Competition is heating up in both the upscale
all-suites and the economy extended-stay segments. Among recent
Choice Hotels International, based in Silver Springs, Md.,
recently announced the launch of Cambria Suites, an upscale
all-suite brand. Hotels will offer 100 to 150 guest units, fitness
facilities, wireless Internet access and at least 1,000 square feet
of meeting space. Room rates will hover in the $100 range.
Bethesda, Md.-based Marriott International, which for years has
dominated the extended-stay market, is plowing millions into its
Residence Inn brand in a determined effort to maintain market

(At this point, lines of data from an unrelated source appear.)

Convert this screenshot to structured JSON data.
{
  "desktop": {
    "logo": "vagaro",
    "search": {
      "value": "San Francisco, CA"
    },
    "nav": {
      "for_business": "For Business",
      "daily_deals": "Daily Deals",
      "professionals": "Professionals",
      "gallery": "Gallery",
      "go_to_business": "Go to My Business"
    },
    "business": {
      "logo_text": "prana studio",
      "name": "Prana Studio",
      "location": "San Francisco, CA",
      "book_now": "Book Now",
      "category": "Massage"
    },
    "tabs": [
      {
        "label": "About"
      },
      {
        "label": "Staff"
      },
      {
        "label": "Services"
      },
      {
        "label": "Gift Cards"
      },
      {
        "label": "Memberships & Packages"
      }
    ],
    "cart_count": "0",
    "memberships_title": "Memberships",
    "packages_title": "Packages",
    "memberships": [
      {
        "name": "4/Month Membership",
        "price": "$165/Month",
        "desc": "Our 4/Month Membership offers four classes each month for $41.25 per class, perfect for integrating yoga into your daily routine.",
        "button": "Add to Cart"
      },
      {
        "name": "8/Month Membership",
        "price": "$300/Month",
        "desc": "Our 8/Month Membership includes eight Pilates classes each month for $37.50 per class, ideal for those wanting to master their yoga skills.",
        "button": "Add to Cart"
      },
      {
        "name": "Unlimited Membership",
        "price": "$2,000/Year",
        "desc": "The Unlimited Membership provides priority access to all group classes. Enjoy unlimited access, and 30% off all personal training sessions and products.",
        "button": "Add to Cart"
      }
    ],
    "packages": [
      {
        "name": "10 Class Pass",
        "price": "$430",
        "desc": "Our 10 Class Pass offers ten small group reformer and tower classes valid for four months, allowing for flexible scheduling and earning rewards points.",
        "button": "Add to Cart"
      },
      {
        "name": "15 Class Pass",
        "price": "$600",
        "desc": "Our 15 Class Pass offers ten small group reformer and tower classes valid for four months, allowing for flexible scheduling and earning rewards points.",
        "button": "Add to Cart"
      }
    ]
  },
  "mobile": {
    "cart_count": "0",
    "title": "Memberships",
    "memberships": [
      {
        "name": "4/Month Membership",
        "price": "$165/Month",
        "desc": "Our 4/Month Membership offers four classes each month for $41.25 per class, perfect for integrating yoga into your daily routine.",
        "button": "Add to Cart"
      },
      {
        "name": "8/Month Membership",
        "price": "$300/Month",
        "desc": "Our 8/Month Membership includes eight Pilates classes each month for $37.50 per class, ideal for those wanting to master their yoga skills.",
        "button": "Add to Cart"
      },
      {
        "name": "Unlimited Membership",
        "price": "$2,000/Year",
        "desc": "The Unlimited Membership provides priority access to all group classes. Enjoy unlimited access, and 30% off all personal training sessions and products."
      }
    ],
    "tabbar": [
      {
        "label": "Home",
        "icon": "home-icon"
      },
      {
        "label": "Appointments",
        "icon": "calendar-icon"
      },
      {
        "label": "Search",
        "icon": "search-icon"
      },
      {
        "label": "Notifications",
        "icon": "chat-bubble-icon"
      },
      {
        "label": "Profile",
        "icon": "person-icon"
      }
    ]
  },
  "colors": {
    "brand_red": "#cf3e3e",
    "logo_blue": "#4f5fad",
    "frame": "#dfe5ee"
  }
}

prominence. In June, the company unveiled the G7 suite, to be
rolled out in all Residence Inn properties. New services include
HOMEtouch, a complimentary breakfast that lets guests place a
customized breakfast order, rather than being limited to a
Marriott will add an additional 30 Residence Inns by year-end,
plus another 25 to 30 each year through 2008.
Choice Hotels also is eyeing the extended-stay market. In May,
the company rolled out a new brand prototype, dubbed Hotel Concept
2006. The yet-to-be-named brand will go head-to-head with
InterContinental’s Staybridge Suites, U.S. Franchise Systems’
Hawthorn Suites and Accor North America’s Studio 6.
All-suite hotels hold particular appeal for meeting planners on
tight budgets, noted Robert Mandelbaum, director of research
information services for Atlanta-based PKF Hospitality Research.
With free breakfasts and cocktail hours, planners can eliminate
entire line items from their budgets.
All-suite brands enjoyed a 6.3 percent increase in revenue and
double-digit profit growth in 2004 over 2003.